Your objective:
The records below must be copied in full; omit the images.

Supplied entries:
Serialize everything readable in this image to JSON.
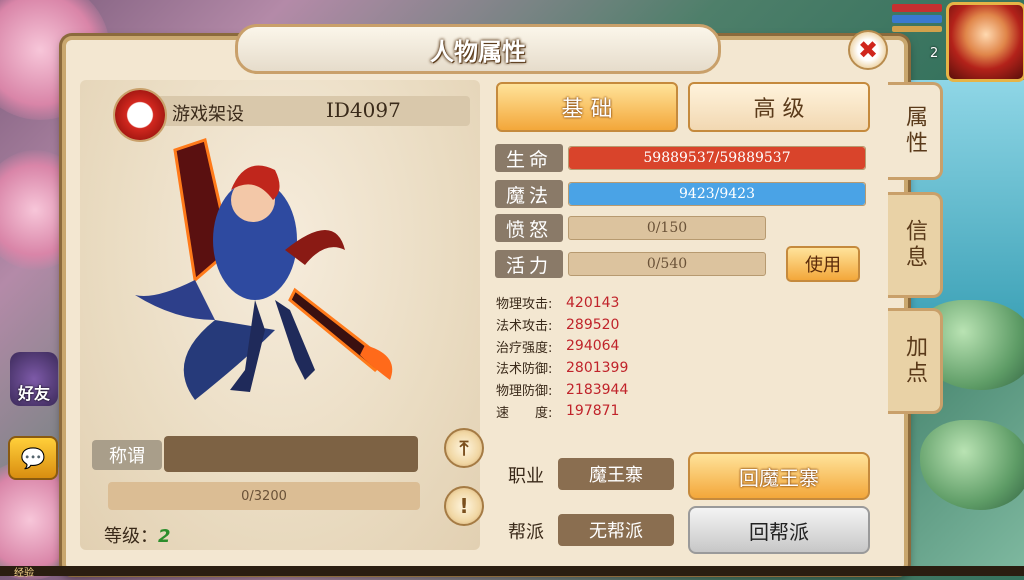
{
  "window": {
    "title": "人物属性"
  },
  "character": {
    "name": "游戏架设",
    "id": "ID4097",
    "title_label": "称谓",
    "title_value": "",
    "exp_text": "0/3200",
    "level_label": "等级：",
    "level_value": "2"
  },
  "tabs": {
    "basic": "基 础",
    "advanced": "高 级"
  },
  "side_tabs": [
    "属性",
    "信息",
    "加点"
  ],
  "stats": [
    {
      "label": "生命",
      "value": "59889537/59889537",
      "fill": 1.0,
      "color": "#d9442b"
    },
    {
      "label": "魔法",
      "value": "9423/9423",
      "fill": 1.0,
      "color": "#4aa3e6"
    },
    {
      "label": "愤怒",
      "value": "0/150",
      "fill": 0.0,
      "color": "#dcc39e"
    },
    {
      "label": "活力",
      "value": "0/540",
      "fill": 0.0,
      "color": "#dcc39e"
    }
  ],
  "use_button": "使用",
  "attributes": [
    {
      "name": "物理攻击:",
      "value": "420143"
    },
    {
      "name": "法术攻击:",
      "value": "289520"
    },
    {
      "name": "治疗强度:",
      "value": "294064"
    },
    {
      "name": "法术防御:",
      "value": "2801399"
    },
    {
      "name": "物理防御:",
      "value": "2183944"
    },
    {
      "name": "速　　度:",
      "value": "197871"
    }
  ],
  "profession": {
    "label": "职业",
    "value": "魔王寨",
    "button": "回魔王寨"
  },
  "guild": {
    "label": "帮派",
    "value": "无帮派",
    "button": "回帮派"
  },
  "hud": {
    "portrait_level": "2",
    "friends": "好友",
    "exp_strip": "经验"
  },
  "icons": {
    "close": "close-icon",
    "upload": "upload-icon",
    "info": "exclamation-icon",
    "chat": "chat-icon"
  }
}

Answer space:
Serialize everything readable in this image to JSON.
{
  "window": {
    "title": "人物属性"
  },
  "character": {
    "name": "游戏架设",
    "id": "ID4097",
    "title_label": "称谓",
    "title_value": "",
    "exp_text": "0/3200",
    "level_label": "等级：",
    "level_value": "2"
  },
  "tabs": {
    "basic": "基 础",
    "advanced": "高 级"
  },
  "side_tabs": [
    "属性",
    "信息",
    "加点"
  ],
  "stats": [
    {
      "label": "生命",
      "value": "59889537/59889537",
      "fill": 1.0,
      "color": "#d9442b"
    },
    {
      "label": "魔法",
      "value": "9423/9423",
      "fill": 1.0,
      "color": "#4aa3e6"
    },
    {
      "label": "愤怒",
      "value": "0/150",
      "fill": 0.0,
      "color": "#dcc39e"
    },
    {
      "label": "活力",
      "value": "0/540",
      "fill": 0.0,
      "color": "#dcc39e"
    }
  ],
  "use_button": "使用",
  "attributes": [
    {
      "name": "物理攻击:",
      "value": "420143"
    },
    {
      "name": "法术攻击:",
      "value": "289520"
    },
    {
      "name": "治疗强度:",
      "value": "294064"
    },
    {
      "name": "法术防御:",
      "value": "2801399"
    },
    {
      "name": "物理防御:",
      "value": "2183944"
    },
    {
      "name": "速　　度:",
      "value": "197871"
    }
  ],
  "profession": {
    "label": "职业",
    "value": "魔王寨",
    "button": "回魔王寨"
  },
  "guild": {
    "label": "帮派",
    "value": "无帮派",
    "button": "回帮派"
  },
  "hud": {
    "portrait_level": "2",
    "friends": "好友",
    "exp_strip": "经验"
  },
  "icons": {
    "close": "close-icon",
    "upload": "upload-icon",
    "info": "exclamation-icon",
    "chat": "chat-icon"
  }
}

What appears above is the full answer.